More than 25 Fontana High School students smiled with joy as they huddled around a fire engine and helped deliver it into the school’s Fire Technology and Emergency Services classroom, McGinnis Station 815, during a traditional push-in ceremony on Jan. 10.
Members of the Fontana Rotary Club and San Bernardino County Fire Department, who teamed up to donate the fire engine to Fontana High, joined students and staff in cheers and a round of applause during the push-in ceremony. It was the first of many hands-on activities for Fontana High’s Fire Technology and Emergency Services career technical education (CTE) students on the retired San Bernardino County fire engine.
“This fire engine is going to deepen the learning experience for our fire and EMT students,” Fontana High Fire Technology and Emergency Services CTE Director George Rojas said. “We are going to be getting valuable hands-on experience working with this fire engine every day.”
The San Bernardino County Fire Department donated the fire engine to the Fontana Rotary Club and Luis Echeverria, the owner of Final Touch Construction. Echeverria and the Fontana Rotary Club then donated the fire engine to Fontana High.
For many at Fontana High, the push-in ceremony was emotional on more than one level as it served as a testament to the enduring legacy of Michael McGinnis, the first director of Fontana High’s Fire Technology program.
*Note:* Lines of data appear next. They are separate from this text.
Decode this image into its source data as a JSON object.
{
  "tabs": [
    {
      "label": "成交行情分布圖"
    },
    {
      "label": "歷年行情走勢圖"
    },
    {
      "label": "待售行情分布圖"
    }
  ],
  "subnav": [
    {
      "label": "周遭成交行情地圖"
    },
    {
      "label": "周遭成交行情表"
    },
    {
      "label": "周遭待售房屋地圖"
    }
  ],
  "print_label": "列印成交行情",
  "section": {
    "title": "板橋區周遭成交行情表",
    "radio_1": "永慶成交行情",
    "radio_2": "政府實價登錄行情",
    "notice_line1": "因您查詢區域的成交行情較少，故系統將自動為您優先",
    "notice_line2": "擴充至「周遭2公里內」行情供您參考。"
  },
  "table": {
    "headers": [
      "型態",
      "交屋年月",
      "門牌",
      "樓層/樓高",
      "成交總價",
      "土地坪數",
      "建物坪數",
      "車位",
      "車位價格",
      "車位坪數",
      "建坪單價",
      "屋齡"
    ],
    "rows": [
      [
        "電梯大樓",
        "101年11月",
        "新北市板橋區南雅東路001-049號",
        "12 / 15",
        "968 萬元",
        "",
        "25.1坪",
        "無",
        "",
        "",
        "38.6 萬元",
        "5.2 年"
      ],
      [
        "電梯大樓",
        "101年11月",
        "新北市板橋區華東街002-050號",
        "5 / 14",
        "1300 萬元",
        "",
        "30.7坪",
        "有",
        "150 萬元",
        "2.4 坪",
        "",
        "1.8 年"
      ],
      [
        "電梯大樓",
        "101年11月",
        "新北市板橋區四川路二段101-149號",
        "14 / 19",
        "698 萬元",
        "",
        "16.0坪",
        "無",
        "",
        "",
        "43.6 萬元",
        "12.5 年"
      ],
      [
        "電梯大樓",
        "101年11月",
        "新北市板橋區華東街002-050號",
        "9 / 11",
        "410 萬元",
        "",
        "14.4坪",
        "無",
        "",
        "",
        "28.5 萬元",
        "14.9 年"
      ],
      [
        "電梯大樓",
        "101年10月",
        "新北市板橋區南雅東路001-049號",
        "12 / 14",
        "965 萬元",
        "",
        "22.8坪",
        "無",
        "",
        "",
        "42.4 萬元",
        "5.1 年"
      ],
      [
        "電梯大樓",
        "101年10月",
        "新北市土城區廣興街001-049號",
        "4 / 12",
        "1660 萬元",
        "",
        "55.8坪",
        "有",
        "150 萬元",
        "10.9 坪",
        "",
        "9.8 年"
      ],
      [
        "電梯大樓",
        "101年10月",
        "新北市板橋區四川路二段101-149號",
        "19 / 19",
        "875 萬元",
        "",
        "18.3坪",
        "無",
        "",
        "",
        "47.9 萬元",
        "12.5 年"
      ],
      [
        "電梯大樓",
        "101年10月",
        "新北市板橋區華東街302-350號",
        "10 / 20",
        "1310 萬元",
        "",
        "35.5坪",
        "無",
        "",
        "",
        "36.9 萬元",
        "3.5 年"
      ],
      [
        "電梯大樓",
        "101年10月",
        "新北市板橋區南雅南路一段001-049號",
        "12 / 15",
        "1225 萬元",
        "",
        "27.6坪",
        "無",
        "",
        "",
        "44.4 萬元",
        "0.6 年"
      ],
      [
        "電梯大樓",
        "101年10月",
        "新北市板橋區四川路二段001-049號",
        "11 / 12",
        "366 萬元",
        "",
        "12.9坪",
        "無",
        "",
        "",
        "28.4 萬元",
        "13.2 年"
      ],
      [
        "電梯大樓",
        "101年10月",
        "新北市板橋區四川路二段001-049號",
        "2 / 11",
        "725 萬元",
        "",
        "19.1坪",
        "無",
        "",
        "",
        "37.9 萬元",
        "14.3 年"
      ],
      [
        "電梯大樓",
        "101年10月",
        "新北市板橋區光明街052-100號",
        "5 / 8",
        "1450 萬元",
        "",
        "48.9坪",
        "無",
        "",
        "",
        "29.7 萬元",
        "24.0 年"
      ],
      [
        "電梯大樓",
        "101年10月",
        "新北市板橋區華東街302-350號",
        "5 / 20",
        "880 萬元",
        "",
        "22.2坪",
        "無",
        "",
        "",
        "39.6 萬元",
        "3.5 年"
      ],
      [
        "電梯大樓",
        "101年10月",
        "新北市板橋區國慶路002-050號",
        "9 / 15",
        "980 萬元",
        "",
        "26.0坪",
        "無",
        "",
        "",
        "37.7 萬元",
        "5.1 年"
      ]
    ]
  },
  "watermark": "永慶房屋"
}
McGinnis, who died in 2021 and had the program’s classroom named in his honor in October 2023, first presented the idea of bringing a fire engine to Fontana High to then and current assistant principal Marissa Beitler.
“To many this may just be a beautiful and well-loved fire engine, but to some of us here this is an absolute dream come true,” Beitler said. “McGinnis’ time on earth here was cut short but this engine before you is proof that he is still working for FOHI and helping us complete McGinnis Station 815.”
Before the day was done, Fontana High Fire Technology cadets met with San Bernardino County Fire Department Chief Bryant O’Hara and asked him questions in front of the new campus fire engine.
Fontana High students will get regular practice washing and waxing the fire engine, pulling and rolling up its hose and deploying its ladder, aiming to provide the cadets a leg up on their peers as they pursue careers as a firefighter, Rojas said.
“This makes everything so much more real for us,” Fontana High senior and Fire Technology Cadet Battalion Chief Delilah Garcia said. “We can learn how to work with a fire engine in real life, instead of having to watch a video or read about it in a book.”